The sun was setting and the western sky was ablaze with beautiful colors, it would soon be dark. Paw said, "This is a good time to get honey, the bees are settling down for the night." The bees didn't seem to notice anything was wrong. Paw said that Bert and I could go back to the house, but we wanted to wait and walk with him. Very carefully, Paw made each hole a little larger, now the honey was running faster. Soon it was getting dark, Paw said it was time to go. He took the sticks out of the holes and put a small stone in each hole. Then we started for home. Mother put the honey in some empty apple-butter jars. We had two and a half quarts. Paw promised to get some more honey in a few days. It sure was good to have something nice to put on our bread.

The next morning when I woke up, it was raining. I liked to hear the pitter-patter of rain on the roof, it was like music. We had to stay in the house that day because of the rain. Two days later Bert and I slipped out of the house real early, we went to the garden, the soil was soft and just a little bit damp and real easy to work with. We got a board and dragged it over the ground to smooth out all the deer hoof tracks. We had a ball of heavy string, we tied one end of the string to a stake, then drove the stake into the ground where we wanted a row to begin, then we stretched the string out to the other end of the row. With the string as a guide we could dig a small straight trench for the seed. When we had five rows ready for planting, we went to get Mother, she brought the seed and planted the five rows, then went back to the house while Bert and I got another five rows ready. Mother had left Sade and Edith to look after Clyde, but she didn't want to leave them alone to long. Clyde was a big strong baby, fourteen months old and starting to walk. Clyde wanted to run to the fireplace, he couldn't understand that he would be hurt if he got to near the fire, someone had to watch him every minute that he was awake.

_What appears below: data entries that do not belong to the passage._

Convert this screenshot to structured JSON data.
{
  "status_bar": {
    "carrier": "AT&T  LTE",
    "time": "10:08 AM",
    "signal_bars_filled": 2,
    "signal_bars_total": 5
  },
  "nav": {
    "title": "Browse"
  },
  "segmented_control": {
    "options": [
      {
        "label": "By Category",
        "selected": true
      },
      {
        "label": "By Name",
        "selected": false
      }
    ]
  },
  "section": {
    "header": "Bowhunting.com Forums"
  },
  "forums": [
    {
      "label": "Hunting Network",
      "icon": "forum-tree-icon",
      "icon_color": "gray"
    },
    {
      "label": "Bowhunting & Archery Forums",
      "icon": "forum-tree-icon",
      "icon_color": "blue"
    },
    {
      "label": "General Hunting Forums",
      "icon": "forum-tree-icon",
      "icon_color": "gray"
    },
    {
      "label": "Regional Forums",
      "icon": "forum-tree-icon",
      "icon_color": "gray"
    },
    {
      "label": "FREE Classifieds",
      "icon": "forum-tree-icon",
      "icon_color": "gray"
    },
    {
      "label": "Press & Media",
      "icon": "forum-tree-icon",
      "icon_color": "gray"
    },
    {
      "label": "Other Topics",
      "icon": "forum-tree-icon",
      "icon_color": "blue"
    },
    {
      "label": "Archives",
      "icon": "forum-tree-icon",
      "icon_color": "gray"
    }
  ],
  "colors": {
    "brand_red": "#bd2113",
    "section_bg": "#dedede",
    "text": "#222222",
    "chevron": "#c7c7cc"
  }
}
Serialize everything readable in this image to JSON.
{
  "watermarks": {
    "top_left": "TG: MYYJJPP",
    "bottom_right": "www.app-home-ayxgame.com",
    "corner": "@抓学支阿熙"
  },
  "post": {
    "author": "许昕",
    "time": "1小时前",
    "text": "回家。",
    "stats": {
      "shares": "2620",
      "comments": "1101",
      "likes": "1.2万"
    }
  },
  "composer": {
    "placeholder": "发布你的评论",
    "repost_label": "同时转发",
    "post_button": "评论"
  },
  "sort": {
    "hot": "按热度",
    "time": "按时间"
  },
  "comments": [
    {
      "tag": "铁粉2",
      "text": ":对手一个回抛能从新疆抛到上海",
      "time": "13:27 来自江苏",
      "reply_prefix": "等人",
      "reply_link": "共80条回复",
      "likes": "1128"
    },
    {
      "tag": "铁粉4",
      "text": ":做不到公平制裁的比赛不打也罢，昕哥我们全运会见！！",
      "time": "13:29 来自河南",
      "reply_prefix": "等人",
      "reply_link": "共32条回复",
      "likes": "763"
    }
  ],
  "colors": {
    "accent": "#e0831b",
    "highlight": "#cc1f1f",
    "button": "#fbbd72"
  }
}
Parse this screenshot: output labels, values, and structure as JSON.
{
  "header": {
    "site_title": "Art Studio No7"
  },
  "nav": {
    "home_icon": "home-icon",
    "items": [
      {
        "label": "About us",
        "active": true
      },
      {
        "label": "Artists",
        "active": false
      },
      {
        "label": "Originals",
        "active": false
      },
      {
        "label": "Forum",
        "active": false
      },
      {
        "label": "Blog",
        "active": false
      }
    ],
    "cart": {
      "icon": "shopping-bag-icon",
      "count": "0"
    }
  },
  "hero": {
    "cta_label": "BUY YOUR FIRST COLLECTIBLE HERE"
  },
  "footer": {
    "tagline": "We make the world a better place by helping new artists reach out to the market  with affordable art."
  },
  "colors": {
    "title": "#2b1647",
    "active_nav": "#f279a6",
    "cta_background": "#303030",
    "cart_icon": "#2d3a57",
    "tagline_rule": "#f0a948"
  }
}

Mother and I were planting the tenth row in the new garden, she was putting in the seed and I was covering the seed and stamping it down. Bert was thirty feet away, all of a sudden Bert yelled, Mother put down her box of seed and we hurried over to Bert to see what he had seen. Bert said, "Look Mother, the potatoes are growing." He carefully uncovered one of the potato hills. "We had planted twelve hills, in our first planting. Now we looked in four other hills, all of them had little nobs of spuds growing. Mother was very happy. She said they all needed water. Those potatoes were the only thing in the garden that the deer hadn't ruined. She sent Bert to get two water pails. We brought water from the spring, it was closer to the potato patch than the creek. Mother showed us just how to water them and how much water to put on each hill. Then she went to the house, she said that we had done enough for one day. She wanted the ground fixed for the corn and the pumpkin and squash next. Little by little we got the garden planted for the second time.

Then one day there was a cloudburst up in the hills, the creek water rose higher and higher, the water flowed faster and faster. Bert and I watched to see if our dam would work, the water oozed through the dam and spread out over the garden, it didn't hurt a thing, just gave the garden a good watering, then the garden really grew.